─── Source material ───

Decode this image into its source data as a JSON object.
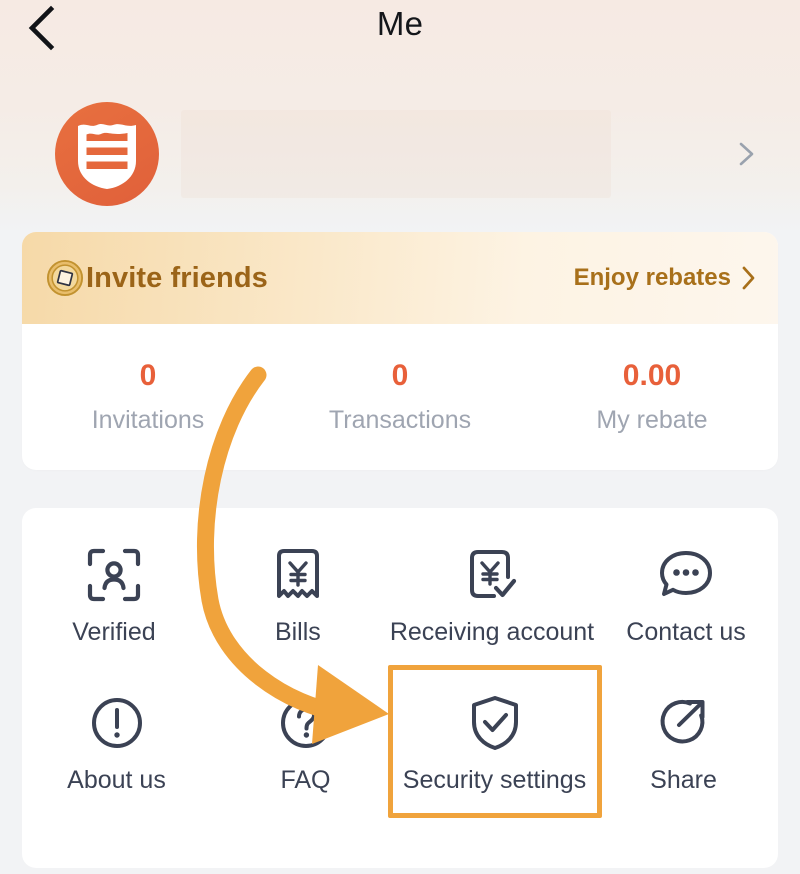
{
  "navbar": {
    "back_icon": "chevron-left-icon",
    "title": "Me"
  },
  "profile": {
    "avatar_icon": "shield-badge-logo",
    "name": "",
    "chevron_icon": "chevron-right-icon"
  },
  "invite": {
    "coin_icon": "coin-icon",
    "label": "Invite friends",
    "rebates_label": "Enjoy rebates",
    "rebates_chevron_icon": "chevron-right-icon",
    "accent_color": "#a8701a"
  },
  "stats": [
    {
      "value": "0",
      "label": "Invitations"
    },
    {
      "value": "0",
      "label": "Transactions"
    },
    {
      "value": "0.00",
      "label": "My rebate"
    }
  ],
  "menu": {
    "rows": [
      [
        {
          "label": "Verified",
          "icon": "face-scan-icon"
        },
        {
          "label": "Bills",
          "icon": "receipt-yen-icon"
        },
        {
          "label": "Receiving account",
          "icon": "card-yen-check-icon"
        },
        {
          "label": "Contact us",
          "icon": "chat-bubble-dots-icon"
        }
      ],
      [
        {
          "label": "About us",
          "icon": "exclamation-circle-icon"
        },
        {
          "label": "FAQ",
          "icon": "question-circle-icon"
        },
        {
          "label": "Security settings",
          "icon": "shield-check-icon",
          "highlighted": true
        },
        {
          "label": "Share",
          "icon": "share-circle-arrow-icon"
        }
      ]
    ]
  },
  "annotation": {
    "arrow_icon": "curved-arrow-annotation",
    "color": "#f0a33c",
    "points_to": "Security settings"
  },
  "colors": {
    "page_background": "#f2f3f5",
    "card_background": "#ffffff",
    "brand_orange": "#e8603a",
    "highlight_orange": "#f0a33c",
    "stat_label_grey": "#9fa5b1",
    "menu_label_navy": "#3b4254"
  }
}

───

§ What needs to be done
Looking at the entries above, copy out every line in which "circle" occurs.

§ Reply
          "icon": "exclamation-circle-icon"
          "icon": "question-circle-icon"
          "icon": "share-circle-arrow-icon"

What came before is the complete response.